“I have you in my heart.”
Sounds charming, doesn’t it? The stuff of Hallmark cards and chick flicks, BFFs and boyfriends.
What if I were to tell you that the person who said this wrote it from a prison cell? That he (yes, he) was a time-hardened traveler who never could take “no” for an answer? That he once was a religious terrorist and murderer? A 63-or-so-year-old man who had argued his way in and out of trouble so many times, many of his closest associates had hit the road?
And yet from prison he wrote to a group of VIPs – friends who had been sources of great joy to him. And this is what he said:
I give thanks to my God for every remembrance of you, always praying with joy for all of you in my every prayer, because of your partnership in the gospel from the first day until now. I am sure of this, that He who started a good work in you will carry it on to completion until the day of Christ Jesus. It is right for me to think this way about all of you, because I have you in my heart, and you are all partners with me in grace, both in my imprisonment and in the defense and establishment of the gospel. For God is my witness, how I deeply miss all of you with the affection of Christ Jesus (Philippians 1:3-8).
These aren’t the breathless words of a new believer, but the seasoned words of a heart-still-on-fire. But he’s writing to people who had touched him with something other than whips or stones. This group of believers had gone to a place in his heart where few had ever visited: they had become his friends.
Friends. That’s a word used cheaply as often as “love.” The same word my five-year-old son once used to describe a kid he’d just met five minutes earlier, and Facebookers use to describe, well, anybody, is the word Jesus used for people in covenant-to-death with Him. But however casually you may use the term, one thing is clear: The day will come when somebody slams and locks the door behind you. Or life will get lonely and cold. And on that day, you’d better hope to God you have somebody in your heart.
So who’s in yours?
Here’s a little primer that may remind you (or surprise you) of the people in your heart.
1. Who do you remain grateful to, even to this day?
“Gratitude,” Helen Keller said, “is the memory of the heart.” It’s a wonderful and important thing. But it also decays with time. I was really grateful that Dr. Cothen lent me 20 bucks to buy gas money on the way home from New Orleans Seminary. But I hardly ever think of that any more, and certainly don’t feel the same relief. After all, it’s been 29 years. But other people have touched my life in ways like Paul described the Philippians – to this day, every time I think of them, my heart fills up with gratitude.
2. Who is a complete joy to pray for?

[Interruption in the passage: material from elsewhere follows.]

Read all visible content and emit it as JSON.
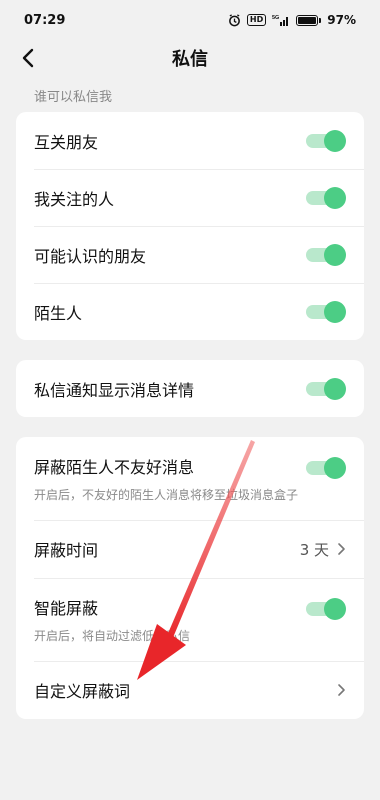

We have opportunities to pray for lots of people. Some are heartbreaking and others are rather neutral. But a rare few are actually a sweet delight to pray for. Interestingly enough, this may be someone you have never actually met personally or haven’t seen in a long time.
It’s as though God uniquely gives something back to you as you offer prayer support for them. Sort of like the time I told Mrs. Willie Mae Dawkins that I’d been having a hard time.
“I know,” she said, matter-of-factly.
“How’d you know that,” I asked, surprised.
She said, “Let me tell you something, Andy Wood. I pray for you. And when I talk to God about you, He talks back.”
She had me in her heart.
3. Who do you believe – really believe – in?
Paul knew who his ultimate faith was in – “He who began a good work in you,” he said. But he didn’t use this kind of language about everybody he wrote. Have you ever noticed what it does to your heart when you know somebody with promise? Who seems destined for something awesome? It feels like an adventure in the making, and you get a front-row seat. That’s one reason I’m such a sucker for kids. The potential is unlimited. But it’s just as heart-filling for me to say to somebody my age or older, “The end of the story hasn’t been told about you yet. I believe in the (wo)man you are yet to be.”
4. Who do you miss?
“God is my witness how deeply I miss all of you,” Paul said. He longed for them. Couldn’t wait to see them. Not in the sense of how pleasant it would be to say hello sometime. These people had so impacted Paul’s life, he yearned for the day he would set his eyes on them again. Who has touched you like that? Who could you see today and it wouldn’t feel as though you’d missed a beat? That’s somebody who’s in your heart.
So what do I do with this?
Okay, so you know who’s in your heart. So what or what now? I suggest you do what Paul did – find a way to keep them close. Life pushes people away from us, and it pushes hard. We have to be intentional to keep the people in our hearts actually in our lives. In the next post I’ll show you how.
But what if, when you’re honest, you look in your heart and nobody’s there. I’m sorry to tell you this, but if you sit there in self-pity and do nothing about it, you’ll die as lonely as you are right now. Get up! Reach out! Risk! Serve! And most of all, remember – there is a Friend that sticks closer than a brother. And the world may abandon you, but Jesus never fails.